The authorities sometimes allude to the factor as to whether the alleged employer, as opposed to the alleged employee, is better able to provide protection of the worker for occupational injury. Larson, op. cit., supra §§ 43.51, 43.52. This criterion is broadly useful in the overall approach but cannot be mechanically applied as a determinant in a particular case. In the present instance decedent was able to and did purchase workmen's compensation insurance, but it was useless for present purposes as it was issued to decedent as a self-employed individual.
Respondent's insistence on decedent supplying it with various documents ostensibly indicative of an independent contractor relationship cannot affect the result if in substance, as we find the fact to be, the relationship was that of employment in the workmen's compensation context. Tofani, supra (83 N.J. Super. at 494).
We conclude that the basic relationship between the parties here is sufficiently similar to that which obtained in Tofani, supra, to make that decision controlling for recovery. The fact in Tofani that the workman's vehicle and, in effect, his personal services, were contracted exclusively to the hiring party for successive 30-day periods does not, for reasons already stated, constitute a sufficient distinction to warrant a difference in result.

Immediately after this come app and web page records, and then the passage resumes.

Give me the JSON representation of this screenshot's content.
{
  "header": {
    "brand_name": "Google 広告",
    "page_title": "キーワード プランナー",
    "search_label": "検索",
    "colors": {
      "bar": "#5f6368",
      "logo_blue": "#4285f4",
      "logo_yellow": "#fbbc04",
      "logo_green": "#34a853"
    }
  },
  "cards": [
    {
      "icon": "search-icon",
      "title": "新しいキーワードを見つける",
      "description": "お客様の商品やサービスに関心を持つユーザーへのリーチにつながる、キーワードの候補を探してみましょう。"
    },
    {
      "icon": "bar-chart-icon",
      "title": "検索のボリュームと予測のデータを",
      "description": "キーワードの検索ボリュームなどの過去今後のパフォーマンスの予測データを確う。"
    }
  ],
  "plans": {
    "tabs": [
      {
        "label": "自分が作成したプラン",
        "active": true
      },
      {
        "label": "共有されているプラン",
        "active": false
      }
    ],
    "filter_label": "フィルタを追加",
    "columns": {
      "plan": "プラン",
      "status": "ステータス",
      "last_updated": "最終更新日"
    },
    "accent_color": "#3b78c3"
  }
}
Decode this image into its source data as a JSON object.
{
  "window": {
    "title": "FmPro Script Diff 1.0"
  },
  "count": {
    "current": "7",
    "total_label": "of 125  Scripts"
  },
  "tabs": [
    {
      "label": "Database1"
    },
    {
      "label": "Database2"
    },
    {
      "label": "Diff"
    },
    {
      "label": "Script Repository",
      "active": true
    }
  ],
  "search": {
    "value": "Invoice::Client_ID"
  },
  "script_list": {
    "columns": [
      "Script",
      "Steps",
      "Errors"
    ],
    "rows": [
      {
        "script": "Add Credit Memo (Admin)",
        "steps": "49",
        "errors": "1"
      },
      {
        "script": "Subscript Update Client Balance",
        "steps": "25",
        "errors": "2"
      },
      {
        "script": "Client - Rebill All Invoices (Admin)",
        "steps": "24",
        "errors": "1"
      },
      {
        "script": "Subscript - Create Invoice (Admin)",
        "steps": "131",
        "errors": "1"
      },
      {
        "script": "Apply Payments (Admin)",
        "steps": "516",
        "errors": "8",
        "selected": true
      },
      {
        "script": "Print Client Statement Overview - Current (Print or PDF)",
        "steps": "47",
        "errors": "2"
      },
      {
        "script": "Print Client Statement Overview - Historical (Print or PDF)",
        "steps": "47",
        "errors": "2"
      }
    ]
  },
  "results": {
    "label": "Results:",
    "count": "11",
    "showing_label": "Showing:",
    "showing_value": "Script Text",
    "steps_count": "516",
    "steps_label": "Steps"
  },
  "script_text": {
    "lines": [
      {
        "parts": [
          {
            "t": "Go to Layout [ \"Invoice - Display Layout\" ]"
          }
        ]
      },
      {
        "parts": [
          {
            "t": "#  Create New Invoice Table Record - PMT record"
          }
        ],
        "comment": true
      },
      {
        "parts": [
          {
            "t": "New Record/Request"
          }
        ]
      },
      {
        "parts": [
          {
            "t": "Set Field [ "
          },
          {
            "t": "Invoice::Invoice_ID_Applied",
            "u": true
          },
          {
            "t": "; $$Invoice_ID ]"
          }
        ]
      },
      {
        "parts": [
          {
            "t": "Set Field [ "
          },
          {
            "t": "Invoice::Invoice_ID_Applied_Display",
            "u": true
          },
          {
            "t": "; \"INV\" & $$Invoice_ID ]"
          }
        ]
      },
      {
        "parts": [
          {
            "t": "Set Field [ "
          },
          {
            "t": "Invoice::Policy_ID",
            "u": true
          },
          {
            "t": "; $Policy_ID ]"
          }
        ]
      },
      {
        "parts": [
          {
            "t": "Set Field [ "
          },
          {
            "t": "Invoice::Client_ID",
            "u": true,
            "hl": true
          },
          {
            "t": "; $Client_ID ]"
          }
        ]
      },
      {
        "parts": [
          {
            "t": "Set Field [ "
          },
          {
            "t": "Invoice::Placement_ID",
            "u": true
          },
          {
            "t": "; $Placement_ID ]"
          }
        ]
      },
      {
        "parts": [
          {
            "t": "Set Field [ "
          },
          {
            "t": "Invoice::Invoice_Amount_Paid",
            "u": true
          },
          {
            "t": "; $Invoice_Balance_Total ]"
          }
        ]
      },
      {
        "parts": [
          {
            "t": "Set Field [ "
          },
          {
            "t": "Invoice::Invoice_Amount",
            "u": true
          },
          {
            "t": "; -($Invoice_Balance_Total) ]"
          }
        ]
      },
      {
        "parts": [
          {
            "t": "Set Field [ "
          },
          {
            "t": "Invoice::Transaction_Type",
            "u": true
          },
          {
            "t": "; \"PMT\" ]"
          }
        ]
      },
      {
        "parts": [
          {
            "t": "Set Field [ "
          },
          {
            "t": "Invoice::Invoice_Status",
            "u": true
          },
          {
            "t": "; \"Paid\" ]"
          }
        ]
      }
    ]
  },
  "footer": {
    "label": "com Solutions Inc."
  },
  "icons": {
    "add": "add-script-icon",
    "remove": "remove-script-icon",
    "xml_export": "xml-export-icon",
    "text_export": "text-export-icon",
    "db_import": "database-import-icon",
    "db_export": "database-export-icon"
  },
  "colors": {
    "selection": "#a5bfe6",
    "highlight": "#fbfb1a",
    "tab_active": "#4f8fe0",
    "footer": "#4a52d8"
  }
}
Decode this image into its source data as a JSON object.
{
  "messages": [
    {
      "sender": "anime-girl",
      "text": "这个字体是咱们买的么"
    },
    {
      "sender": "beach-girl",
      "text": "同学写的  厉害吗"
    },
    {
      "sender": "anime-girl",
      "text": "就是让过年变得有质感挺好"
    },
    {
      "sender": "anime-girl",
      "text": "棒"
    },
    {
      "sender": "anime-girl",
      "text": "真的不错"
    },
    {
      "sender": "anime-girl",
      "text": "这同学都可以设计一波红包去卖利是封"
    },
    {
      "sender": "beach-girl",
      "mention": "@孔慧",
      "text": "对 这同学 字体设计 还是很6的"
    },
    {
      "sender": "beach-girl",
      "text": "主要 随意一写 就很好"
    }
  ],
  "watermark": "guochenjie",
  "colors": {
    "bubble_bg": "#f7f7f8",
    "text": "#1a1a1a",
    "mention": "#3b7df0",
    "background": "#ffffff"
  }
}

In sum, the relationship of decedent to respondent was, on the whole, one such as evokes application of the underlying philosophy of the statute that injuries arising from labor rendered in an industrial enterprise are properly compensable *312 by the proprietors of that enterprise. See Thornton v. Chamberlain Mfg. Corp., 62 N.J. 235 (1973).
The judgment of the Appellate Division is reversed and the decision of the Division of Workmen's Compensation reinstated.
For reversal Chief Justice WEINTRAUB, Justices JACOBS, HALL and MOUNTAIN and Judges CONFORD and LEWIS 6.
For affirmance None.NOTES
 Had the insured under the policy been a corporation of which decedent was an employee, even though its principal owner and officer, there would have been coverage for the accident. See Henk v. Eastern Air Taxi, Inc., 91 N.J. Super. 317 (App. Div. 1966), certif. den. 48 N.J. 110 (1966).